“Think Alouds” are an important instructional strategy I use in my mainstream English class and with my Intermediate English Language Learners. I read a passage and make transparent what good readers do, or I’ll write something and model what good readers do. I write about this process in my new book, and you can read more about it at our school consultant’s website, Kelly Young’s Pebble Creek Labs.

Now, The New York Times reports on a major new study examining car accidents and driver education recommends that driving lessons incorporate this same kind of strategy:

One way to address all of these issues is “narrative driving,” in which the adult drives while giving a teenage passenger a play-by-play. Point out examples of unsafe driving, explain why you are changing lanes or slowing down, announce when you are checking the mirrors, and explain how you are reacting to information.

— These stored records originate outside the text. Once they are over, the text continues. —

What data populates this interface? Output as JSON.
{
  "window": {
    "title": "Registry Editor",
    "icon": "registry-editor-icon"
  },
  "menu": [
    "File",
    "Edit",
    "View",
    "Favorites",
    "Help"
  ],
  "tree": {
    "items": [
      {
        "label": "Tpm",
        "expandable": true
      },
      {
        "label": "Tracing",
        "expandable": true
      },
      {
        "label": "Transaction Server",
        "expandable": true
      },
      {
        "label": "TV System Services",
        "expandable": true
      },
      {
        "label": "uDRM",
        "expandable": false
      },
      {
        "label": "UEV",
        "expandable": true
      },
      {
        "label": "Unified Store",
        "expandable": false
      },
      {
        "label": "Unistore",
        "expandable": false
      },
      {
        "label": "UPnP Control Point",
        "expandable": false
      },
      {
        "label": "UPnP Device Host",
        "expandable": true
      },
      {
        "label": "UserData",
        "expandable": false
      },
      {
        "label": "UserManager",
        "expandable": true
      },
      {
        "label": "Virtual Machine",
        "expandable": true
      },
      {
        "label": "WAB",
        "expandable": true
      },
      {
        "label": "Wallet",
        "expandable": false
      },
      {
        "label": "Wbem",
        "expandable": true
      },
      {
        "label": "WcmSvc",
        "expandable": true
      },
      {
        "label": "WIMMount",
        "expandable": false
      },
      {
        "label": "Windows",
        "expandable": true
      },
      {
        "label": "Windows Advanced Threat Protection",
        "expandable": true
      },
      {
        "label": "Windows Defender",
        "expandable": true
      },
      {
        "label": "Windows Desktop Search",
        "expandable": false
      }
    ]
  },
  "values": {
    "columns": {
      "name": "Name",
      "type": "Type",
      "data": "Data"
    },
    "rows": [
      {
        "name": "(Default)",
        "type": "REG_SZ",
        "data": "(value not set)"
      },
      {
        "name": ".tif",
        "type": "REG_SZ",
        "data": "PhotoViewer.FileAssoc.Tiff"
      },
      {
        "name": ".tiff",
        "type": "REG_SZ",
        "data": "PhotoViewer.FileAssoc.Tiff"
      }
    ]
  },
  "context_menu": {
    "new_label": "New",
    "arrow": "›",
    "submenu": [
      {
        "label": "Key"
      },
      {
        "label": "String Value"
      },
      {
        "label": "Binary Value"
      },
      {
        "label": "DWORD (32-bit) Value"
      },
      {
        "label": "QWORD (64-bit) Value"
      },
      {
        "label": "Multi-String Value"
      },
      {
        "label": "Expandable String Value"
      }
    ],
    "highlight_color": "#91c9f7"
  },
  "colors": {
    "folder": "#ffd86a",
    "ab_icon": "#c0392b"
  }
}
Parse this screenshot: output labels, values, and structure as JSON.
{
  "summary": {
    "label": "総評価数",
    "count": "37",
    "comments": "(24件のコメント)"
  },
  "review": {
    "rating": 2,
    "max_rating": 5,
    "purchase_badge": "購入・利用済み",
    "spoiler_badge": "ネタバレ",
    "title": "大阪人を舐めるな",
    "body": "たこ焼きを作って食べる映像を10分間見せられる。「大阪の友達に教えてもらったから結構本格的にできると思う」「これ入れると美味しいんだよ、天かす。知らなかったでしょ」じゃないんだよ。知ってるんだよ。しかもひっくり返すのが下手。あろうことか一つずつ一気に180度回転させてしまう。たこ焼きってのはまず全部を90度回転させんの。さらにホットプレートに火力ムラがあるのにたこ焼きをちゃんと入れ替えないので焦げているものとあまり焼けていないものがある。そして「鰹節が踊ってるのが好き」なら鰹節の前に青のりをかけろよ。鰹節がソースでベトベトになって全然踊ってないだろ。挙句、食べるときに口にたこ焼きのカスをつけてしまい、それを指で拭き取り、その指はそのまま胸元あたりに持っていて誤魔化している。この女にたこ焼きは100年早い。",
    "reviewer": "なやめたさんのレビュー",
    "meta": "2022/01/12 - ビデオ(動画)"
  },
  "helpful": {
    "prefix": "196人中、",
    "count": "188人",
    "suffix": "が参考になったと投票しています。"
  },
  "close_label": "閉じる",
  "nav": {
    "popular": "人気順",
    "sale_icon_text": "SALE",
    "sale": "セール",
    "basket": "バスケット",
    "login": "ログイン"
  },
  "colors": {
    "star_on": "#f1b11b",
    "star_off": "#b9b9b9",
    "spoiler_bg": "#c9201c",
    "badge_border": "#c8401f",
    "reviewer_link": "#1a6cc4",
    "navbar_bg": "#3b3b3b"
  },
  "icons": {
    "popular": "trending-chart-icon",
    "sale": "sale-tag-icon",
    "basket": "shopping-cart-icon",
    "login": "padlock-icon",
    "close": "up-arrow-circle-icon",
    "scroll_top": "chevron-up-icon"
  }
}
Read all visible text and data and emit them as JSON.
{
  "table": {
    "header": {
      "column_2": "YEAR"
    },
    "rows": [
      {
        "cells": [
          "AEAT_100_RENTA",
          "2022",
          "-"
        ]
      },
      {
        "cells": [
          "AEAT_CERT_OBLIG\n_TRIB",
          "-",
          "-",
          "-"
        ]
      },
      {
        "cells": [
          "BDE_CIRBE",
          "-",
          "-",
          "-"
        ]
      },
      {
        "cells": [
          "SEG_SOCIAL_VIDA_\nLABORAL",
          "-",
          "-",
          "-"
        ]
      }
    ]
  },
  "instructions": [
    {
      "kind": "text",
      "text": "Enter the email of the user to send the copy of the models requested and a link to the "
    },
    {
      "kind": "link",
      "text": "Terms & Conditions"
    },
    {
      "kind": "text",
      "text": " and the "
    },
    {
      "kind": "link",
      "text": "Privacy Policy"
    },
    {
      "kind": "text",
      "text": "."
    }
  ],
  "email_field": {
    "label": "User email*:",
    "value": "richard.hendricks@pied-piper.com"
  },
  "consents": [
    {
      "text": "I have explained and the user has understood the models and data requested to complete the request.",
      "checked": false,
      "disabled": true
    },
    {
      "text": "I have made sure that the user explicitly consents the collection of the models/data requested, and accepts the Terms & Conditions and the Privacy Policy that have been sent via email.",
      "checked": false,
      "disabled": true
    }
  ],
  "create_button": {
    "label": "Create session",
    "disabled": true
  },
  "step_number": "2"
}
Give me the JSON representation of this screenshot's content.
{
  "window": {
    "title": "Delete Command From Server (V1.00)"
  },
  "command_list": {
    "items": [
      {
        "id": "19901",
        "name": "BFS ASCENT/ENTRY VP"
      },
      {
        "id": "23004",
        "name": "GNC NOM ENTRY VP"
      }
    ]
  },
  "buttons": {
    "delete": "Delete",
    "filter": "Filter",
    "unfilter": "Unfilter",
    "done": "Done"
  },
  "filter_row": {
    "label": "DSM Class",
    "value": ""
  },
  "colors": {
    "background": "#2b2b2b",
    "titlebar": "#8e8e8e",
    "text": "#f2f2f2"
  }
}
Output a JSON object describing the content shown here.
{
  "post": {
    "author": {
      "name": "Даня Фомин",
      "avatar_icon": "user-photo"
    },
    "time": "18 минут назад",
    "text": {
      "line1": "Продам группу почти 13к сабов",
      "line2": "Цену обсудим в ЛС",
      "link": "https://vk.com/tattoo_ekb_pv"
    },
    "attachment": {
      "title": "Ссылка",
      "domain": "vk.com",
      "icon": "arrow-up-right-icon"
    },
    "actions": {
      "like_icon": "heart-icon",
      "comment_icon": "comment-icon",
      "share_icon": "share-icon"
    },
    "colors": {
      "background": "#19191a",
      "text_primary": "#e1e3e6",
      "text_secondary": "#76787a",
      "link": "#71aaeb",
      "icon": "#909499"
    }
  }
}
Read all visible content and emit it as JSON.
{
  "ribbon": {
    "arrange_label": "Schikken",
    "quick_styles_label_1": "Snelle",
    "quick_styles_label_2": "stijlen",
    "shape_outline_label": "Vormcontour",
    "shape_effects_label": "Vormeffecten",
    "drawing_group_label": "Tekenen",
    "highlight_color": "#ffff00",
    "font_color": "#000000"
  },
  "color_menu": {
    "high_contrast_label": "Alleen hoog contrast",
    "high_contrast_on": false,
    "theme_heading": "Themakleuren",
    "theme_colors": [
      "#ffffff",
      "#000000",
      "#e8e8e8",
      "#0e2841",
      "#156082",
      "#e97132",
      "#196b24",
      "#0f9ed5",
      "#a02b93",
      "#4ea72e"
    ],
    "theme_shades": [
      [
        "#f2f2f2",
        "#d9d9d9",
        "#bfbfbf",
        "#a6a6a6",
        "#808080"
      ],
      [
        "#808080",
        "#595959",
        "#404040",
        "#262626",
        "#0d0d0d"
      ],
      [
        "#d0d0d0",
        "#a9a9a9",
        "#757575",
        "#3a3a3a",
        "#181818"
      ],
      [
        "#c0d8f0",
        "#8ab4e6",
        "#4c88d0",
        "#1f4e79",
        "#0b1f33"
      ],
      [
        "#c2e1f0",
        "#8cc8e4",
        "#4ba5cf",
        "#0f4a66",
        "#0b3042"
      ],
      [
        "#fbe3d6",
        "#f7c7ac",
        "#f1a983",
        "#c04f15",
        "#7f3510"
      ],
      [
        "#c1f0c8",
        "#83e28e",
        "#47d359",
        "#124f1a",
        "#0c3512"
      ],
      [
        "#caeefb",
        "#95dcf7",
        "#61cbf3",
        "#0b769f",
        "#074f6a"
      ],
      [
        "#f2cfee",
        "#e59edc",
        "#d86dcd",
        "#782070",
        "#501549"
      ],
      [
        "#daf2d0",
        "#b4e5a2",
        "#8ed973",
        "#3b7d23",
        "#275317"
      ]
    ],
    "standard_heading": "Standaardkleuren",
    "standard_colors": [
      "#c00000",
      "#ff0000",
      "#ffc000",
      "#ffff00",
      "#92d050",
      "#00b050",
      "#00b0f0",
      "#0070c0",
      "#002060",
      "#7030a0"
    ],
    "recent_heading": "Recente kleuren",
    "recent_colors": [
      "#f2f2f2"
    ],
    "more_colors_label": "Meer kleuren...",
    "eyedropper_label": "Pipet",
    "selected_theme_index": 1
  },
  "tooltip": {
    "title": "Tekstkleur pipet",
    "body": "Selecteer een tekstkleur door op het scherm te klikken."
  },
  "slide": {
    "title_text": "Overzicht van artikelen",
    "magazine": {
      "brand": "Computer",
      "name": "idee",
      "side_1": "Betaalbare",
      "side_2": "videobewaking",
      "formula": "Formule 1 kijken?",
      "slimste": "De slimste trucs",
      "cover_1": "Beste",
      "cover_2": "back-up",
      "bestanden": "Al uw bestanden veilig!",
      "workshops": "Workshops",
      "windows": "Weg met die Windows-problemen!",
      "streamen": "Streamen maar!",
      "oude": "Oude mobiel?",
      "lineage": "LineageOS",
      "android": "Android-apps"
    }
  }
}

Show the prospective driver how you deal with distractions like a disruptive child in the back seat without taking your eyes off the road.

“It’s helpful to talk out loud about what you’re seeing and doing,” Dr. Durbin said. “It sensitizes your teen to the fact that there is a lot more going on up here in the front seat than he thought there was.”

Good teaching strategies don’t have to be limited to the classroom….